CHARLESTON, W.Va. — Gov. Earl Ray Tomblin announced Thursday evening he’s instructed the state Department of Education and West Virginia National Guard to do additional water testing in the school buildings impacted by the Jan. 9 chemical spill and the water emergency that followed.
The testing will be done this weekend under 2 parts per billion in parts of nine counties.
“We have been testing water in all of our schools at the governor’s more stringent level of 10 parts per billion which is 100 times more rigorous than Centers for Disease Control & Prevention’s recommend level of 1 part per million,” state Adjutant General James Hoyer said in a news release. “After testing thousands of lab samples, chemists can now confidently test at 2ppb. This additional safety factor is one more example of how the governor has gone above and beyond the federal recommendations to bring added confidence to parents, students and staff to ensure the highest level of public safety.”

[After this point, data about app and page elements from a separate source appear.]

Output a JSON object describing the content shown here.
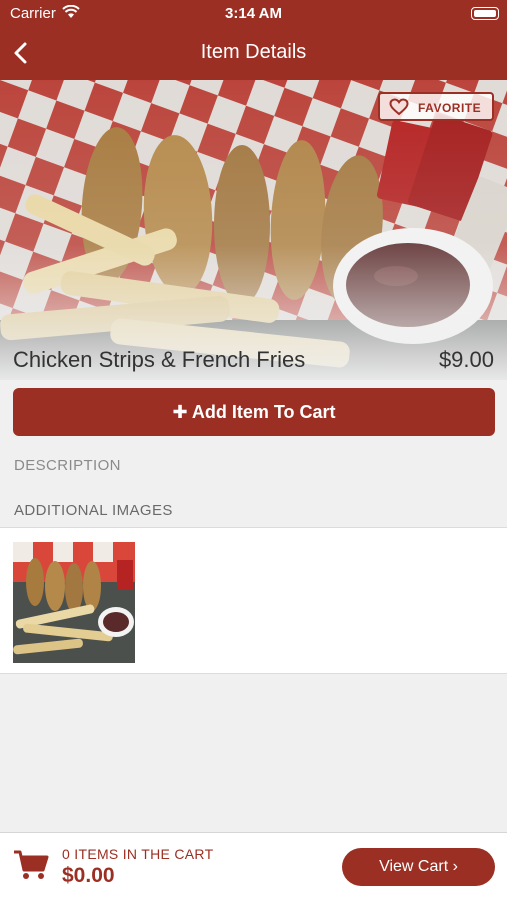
{
  "status_bar": {
    "carrier": "Carrier",
    "time": "3:14 AM"
  },
  "nav": {
    "title": "Item Details"
  },
  "item": {
    "name": "Chicken Strips & French Fries",
    "price": "$9.00",
    "favorite_label": "FAVORITE",
    "add_to_cart_label": "Add Item To Cart"
  },
  "sections": {
    "description_label": "DESCRIPTION",
    "additional_images_label": "ADDITIONAL IMAGES"
  },
  "cart": {
    "items_label": "0 ITEMS IN THE CART",
    "total": "$0.00",
    "view_cart_label": "View Cart"
  },
  "colors": {
    "brand": "#9b2f23",
    "text": "#333333",
    "muted": "#8a8a8a"
  }
}
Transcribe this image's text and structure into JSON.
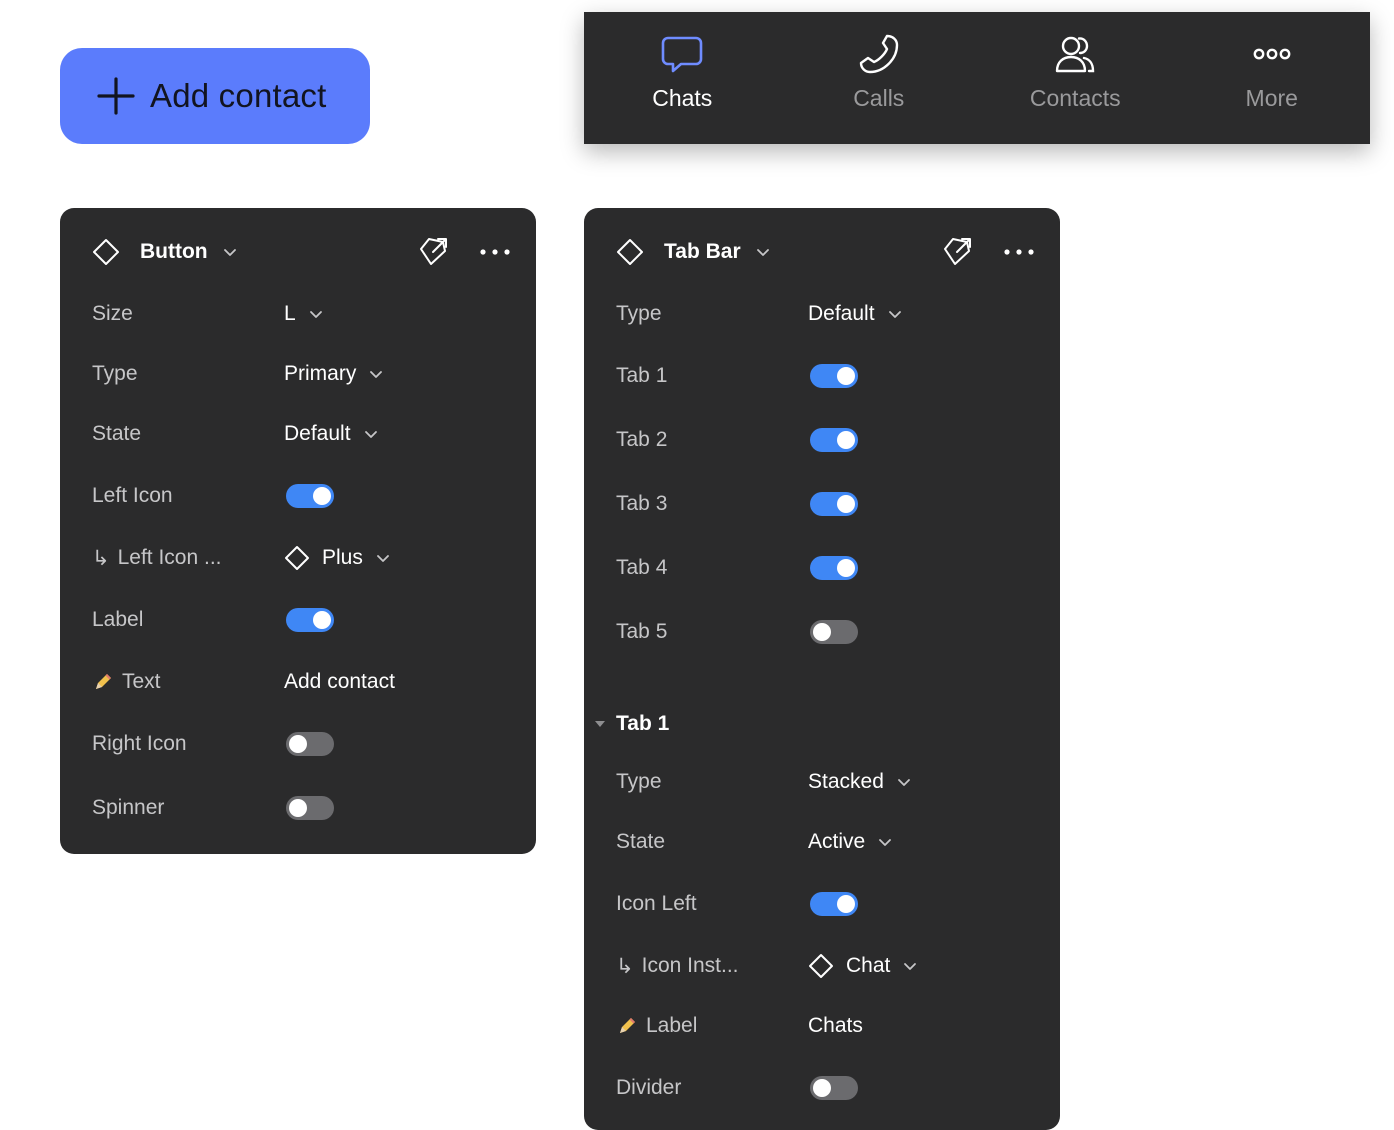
{
  "button_preview": {
    "label": "Add contact",
    "color": "#5b7cfc"
  },
  "tab_bar_preview": {
    "tabs": [
      {
        "label": "Chats",
        "icon": "chat-bubble-icon",
        "active": true
      },
      {
        "label": "Calls",
        "icon": "phone-icon",
        "active": false
      },
      {
        "label": "Contacts",
        "icon": "users-icon",
        "active": false
      },
      {
        "label": "More",
        "icon": "more-dots-icon",
        "active": false
      }
    ]
  },
  "button_panel": {
    "title": "Button",
    "props": {
      "size": {
        "label": "Size",
        "value": "L"
      },
      "type": {
        "label": "Type",
        "value": "Primary"
      },
      "state": {
        "label": "State",
        "value": "Default"
      },
      "left_icon": {
        "label": "Left Icon",
        "on": true
      },
      "left_icon_instance": {
        "label": "Left Icon ...",
        "value": "Plus"
      },
      "label": {
        "label": "Label",
        "on": true
      },
      "text": {
        "label": "Text",
        "value": "Add contact"
      },
      "right_icon": {
        "label": "Right Icon",
        "on": false
      },
      "spinner": {
        "label": "Spinner",
        "on": false
      }
    }
  },
  "tab_bar_panel": {
    "title": "Tab Bar",
    "props": {
      "type": {
        "label": "Type",
        "value": "Default"
      },
      "tab1": {
        "label": "Tab 1",
        "on": true
      },
      "tab2": {
        "label": "Tab 2",
        "on": true
      },
      "tab3": {
        "label": "Tab 3",
        "on": true
      },
      "tab4": {
        "label": "Tab 4",
        "on": true
      },
      "tab5": {
        "label": "Tab 5",
        "on": false
      }
    },
    "nested": {
      "title": "Tab 1",
      "type": {
        "label": "Type",
        "value": "Stacked"
      },
      "state": {
        "label": "State",
        "value": "Active"
      },
      "icon_left": {
        "label": "Icon Left",
        "on": true
      },
      "icon_instance": {
        "label": "Icon Inst...",
        "value": "Chat"
      },
      "label": {
        "label": "Label",
        "value": "Chats"
      },
      "divider": {
        "label": "Divider",
        "on": false
      }
    }
  },
  "colors": {
    "panel_bg": "#2b2b2c",
    "toggle_on": "#3f87f5",
    "toggle_off": "#6b6b6e",
    "tab_active_icon": "#6f8cff"
  }
}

The test results are expected to be back by the middle of next week. If a school comes in over 2ppb it will be reflushed and retested.
State School Superintendent Jim Phares applauded the governor for taking the additional steps.

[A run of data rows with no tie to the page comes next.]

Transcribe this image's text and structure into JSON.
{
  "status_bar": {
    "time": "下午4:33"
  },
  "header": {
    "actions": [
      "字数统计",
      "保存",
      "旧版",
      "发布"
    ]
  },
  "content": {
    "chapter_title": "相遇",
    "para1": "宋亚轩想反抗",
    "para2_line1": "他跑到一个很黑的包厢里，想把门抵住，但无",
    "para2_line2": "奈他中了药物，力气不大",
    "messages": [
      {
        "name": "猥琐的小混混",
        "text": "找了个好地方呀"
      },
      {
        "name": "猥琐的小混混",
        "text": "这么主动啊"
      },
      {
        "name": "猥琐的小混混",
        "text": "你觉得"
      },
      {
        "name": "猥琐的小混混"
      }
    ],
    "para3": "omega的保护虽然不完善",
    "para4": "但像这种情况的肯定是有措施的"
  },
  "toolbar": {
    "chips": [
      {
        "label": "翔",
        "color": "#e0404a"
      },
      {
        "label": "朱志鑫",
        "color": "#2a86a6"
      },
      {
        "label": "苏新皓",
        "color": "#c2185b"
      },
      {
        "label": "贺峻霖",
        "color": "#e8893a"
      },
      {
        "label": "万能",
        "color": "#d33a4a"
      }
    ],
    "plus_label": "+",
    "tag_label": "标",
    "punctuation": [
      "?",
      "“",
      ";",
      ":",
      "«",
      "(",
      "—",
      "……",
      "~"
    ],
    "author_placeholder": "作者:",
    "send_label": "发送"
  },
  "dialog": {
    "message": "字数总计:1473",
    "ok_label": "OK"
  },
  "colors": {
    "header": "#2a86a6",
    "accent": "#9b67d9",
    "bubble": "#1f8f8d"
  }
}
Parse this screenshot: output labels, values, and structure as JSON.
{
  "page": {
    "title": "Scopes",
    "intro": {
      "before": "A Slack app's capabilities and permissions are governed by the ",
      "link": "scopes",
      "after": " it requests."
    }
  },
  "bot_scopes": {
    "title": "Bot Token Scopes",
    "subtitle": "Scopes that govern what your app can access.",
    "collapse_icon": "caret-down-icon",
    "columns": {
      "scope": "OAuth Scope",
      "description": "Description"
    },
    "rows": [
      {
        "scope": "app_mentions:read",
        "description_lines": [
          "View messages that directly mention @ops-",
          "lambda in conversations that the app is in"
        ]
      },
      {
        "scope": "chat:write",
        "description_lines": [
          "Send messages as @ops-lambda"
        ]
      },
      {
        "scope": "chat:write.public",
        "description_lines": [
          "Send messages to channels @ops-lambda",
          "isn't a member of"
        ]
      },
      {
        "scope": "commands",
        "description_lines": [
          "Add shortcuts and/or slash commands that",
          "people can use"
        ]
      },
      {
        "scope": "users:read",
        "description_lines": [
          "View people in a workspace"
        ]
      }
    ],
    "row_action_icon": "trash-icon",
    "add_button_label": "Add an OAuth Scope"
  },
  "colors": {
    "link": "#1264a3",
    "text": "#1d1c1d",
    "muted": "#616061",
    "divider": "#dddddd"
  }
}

“We are taking every precaution because we know that parents trust us to keep their children safe,” Phares said.
West Virginia American Water also announced late Thursday its entire nine-county system has tested for levels of MCHM below 10 parts per billion, a level 100 times below the CDC recommended 1 part per million.
WVAWC President Jeff McIntyre said the company would continue to test the system and flush it in order to get rid of the odor that lingers.
“We share our customer’s concern and anger over the impact the Freedom Industries spill has had on our community,” McIntyre said. “We know that odor has added to their concern, regardless of levels, and we will continue to flush our distribution system to help address this issue.”